Entries from a dataset of interfaces
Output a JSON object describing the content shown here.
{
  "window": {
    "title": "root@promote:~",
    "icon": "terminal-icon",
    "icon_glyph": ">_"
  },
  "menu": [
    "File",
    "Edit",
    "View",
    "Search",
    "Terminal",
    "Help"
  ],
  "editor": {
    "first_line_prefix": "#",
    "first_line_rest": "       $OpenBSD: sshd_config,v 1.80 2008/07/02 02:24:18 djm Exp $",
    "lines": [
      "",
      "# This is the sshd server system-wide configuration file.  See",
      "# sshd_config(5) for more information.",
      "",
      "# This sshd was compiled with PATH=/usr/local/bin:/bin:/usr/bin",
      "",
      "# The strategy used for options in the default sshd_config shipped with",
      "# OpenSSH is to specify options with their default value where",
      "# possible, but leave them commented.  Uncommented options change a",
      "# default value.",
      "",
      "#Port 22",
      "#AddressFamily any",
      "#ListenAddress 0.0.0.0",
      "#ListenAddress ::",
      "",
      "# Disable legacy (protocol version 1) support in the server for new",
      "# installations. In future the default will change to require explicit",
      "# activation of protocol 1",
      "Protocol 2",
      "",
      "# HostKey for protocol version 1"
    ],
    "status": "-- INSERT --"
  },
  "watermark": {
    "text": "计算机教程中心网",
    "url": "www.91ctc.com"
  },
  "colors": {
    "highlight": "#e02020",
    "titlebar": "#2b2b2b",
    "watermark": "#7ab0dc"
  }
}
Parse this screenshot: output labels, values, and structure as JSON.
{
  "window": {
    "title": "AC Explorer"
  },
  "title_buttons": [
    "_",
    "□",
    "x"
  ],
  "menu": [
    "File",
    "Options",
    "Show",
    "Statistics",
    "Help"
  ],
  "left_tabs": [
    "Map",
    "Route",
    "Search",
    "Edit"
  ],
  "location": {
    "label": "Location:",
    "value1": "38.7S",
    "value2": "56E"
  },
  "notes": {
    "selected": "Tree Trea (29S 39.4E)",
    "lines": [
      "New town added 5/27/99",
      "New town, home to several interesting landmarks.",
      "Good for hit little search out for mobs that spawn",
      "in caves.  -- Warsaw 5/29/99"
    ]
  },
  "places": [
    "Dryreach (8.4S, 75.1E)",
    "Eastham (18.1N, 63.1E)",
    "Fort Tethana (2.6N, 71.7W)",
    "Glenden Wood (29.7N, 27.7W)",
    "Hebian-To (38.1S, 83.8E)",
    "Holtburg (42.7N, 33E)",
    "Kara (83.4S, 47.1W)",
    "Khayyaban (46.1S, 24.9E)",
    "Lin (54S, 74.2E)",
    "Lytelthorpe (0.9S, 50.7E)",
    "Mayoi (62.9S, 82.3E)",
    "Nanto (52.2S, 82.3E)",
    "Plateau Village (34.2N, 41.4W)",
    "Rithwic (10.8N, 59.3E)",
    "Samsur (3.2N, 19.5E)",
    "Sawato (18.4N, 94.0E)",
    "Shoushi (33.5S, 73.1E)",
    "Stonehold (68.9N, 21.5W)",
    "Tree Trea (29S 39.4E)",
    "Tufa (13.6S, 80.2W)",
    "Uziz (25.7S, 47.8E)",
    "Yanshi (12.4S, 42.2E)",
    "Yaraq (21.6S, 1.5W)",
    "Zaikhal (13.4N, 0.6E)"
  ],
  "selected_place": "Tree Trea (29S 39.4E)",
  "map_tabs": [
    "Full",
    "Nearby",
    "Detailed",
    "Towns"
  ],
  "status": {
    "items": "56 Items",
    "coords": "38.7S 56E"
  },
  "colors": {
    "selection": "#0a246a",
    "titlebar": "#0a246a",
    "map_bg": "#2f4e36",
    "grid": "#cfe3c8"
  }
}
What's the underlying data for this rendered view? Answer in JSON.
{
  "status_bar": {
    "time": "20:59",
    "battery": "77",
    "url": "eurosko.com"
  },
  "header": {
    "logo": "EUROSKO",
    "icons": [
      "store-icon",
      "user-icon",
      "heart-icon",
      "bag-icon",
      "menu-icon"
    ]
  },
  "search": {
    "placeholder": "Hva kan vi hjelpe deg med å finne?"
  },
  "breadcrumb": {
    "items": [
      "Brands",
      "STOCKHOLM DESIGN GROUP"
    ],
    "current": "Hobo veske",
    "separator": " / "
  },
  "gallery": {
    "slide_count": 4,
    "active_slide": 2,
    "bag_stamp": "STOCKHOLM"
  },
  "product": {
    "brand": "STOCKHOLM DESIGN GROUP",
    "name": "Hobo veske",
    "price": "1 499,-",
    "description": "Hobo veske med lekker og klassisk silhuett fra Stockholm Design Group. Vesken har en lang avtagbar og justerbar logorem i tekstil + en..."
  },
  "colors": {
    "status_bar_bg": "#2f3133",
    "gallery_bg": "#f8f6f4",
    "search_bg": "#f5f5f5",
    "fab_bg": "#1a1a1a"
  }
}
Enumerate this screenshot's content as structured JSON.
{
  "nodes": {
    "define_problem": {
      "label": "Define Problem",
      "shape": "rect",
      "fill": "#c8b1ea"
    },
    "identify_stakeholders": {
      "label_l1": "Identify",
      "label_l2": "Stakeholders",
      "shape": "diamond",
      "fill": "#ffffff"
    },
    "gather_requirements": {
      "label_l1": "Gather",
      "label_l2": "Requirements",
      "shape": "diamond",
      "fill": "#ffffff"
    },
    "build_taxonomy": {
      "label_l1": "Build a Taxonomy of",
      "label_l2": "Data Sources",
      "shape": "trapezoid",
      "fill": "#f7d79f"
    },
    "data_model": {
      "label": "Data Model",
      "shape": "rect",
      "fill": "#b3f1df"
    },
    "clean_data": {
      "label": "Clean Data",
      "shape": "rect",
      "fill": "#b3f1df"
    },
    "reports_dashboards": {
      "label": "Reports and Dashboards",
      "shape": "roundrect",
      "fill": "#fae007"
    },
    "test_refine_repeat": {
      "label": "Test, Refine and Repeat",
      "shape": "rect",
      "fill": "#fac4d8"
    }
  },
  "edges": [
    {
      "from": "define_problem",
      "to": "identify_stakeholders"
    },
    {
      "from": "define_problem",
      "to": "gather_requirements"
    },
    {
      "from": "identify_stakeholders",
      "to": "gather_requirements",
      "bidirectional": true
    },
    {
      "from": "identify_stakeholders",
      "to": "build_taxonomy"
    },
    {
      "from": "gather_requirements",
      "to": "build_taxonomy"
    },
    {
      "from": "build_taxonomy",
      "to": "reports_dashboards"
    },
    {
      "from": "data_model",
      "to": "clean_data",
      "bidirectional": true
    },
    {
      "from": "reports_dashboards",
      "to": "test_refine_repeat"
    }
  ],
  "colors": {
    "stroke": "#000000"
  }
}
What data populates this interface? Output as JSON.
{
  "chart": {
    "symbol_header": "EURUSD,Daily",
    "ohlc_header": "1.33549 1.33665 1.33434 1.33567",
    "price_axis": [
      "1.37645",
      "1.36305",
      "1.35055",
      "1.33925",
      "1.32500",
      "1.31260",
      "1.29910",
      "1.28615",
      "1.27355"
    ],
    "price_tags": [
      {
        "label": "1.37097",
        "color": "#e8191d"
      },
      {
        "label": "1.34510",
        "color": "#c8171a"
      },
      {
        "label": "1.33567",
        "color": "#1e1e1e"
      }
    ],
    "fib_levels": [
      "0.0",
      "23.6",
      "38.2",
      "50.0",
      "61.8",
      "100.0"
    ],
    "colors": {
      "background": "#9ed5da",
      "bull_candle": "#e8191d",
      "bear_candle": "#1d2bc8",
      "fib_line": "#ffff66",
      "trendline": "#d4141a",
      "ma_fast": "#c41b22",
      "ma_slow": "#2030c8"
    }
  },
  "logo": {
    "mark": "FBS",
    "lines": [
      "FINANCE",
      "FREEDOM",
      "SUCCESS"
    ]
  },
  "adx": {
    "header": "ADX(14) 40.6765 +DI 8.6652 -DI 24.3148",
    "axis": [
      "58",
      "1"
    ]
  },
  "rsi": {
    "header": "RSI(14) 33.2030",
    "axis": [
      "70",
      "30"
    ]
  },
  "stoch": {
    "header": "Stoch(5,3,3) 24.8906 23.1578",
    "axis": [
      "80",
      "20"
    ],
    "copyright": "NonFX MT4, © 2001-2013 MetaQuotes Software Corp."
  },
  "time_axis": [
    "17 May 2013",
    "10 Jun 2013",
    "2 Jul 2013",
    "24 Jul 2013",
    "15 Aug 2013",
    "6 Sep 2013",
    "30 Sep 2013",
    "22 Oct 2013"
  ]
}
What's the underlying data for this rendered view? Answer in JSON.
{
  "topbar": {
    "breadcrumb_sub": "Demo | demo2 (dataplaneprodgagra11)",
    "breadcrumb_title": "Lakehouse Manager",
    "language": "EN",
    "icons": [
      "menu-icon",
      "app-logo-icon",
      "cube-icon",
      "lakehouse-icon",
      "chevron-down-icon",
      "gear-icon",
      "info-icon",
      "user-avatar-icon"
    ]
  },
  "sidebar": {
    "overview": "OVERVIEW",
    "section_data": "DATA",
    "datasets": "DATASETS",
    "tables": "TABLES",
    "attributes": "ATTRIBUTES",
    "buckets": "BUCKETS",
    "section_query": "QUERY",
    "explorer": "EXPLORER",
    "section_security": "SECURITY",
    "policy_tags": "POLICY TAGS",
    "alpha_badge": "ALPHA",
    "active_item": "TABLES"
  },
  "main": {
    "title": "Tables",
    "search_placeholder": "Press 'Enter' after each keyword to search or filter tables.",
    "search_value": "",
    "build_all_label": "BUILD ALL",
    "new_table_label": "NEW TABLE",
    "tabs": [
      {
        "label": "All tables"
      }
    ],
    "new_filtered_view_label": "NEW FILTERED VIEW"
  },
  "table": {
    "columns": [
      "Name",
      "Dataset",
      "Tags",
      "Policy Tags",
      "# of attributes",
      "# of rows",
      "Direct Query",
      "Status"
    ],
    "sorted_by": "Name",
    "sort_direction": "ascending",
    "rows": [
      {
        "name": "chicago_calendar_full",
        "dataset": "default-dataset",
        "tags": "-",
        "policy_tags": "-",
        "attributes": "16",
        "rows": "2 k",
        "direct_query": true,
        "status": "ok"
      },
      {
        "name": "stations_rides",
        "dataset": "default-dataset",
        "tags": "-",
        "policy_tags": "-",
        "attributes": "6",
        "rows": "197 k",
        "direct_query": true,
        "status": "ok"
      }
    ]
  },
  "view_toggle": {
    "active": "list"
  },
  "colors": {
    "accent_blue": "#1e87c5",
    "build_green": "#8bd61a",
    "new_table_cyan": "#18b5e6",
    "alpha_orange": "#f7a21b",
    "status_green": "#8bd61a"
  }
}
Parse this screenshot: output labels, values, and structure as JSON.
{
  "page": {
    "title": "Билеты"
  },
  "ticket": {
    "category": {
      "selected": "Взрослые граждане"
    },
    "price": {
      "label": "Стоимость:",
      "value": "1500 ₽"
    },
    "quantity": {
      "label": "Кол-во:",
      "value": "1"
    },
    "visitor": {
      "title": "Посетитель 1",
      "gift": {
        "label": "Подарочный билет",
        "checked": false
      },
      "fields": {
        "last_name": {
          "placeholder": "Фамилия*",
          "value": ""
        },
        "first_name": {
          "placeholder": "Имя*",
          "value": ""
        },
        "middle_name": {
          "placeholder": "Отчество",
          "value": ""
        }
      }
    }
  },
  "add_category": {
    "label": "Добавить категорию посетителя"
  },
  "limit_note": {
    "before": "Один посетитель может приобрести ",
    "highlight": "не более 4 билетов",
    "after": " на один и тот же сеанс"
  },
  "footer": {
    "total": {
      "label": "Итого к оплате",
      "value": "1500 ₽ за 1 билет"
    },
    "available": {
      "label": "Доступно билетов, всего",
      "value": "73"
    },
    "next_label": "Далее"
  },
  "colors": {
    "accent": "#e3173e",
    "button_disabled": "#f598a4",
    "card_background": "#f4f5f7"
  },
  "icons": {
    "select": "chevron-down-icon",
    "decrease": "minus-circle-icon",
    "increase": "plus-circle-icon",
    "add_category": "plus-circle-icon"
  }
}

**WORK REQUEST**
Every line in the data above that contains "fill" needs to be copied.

**EXERCISE RESPONSE**
      "fill": "#c8b1ea"
      "fill": "#ffffff"
      "fill": "#ffffff"
      "fill": "#f7d79f"
      "fill": "#b3f1df"
      "fill": "#b3f1df"
      "fill": "#fae007"
      "fill": "#fac4d8"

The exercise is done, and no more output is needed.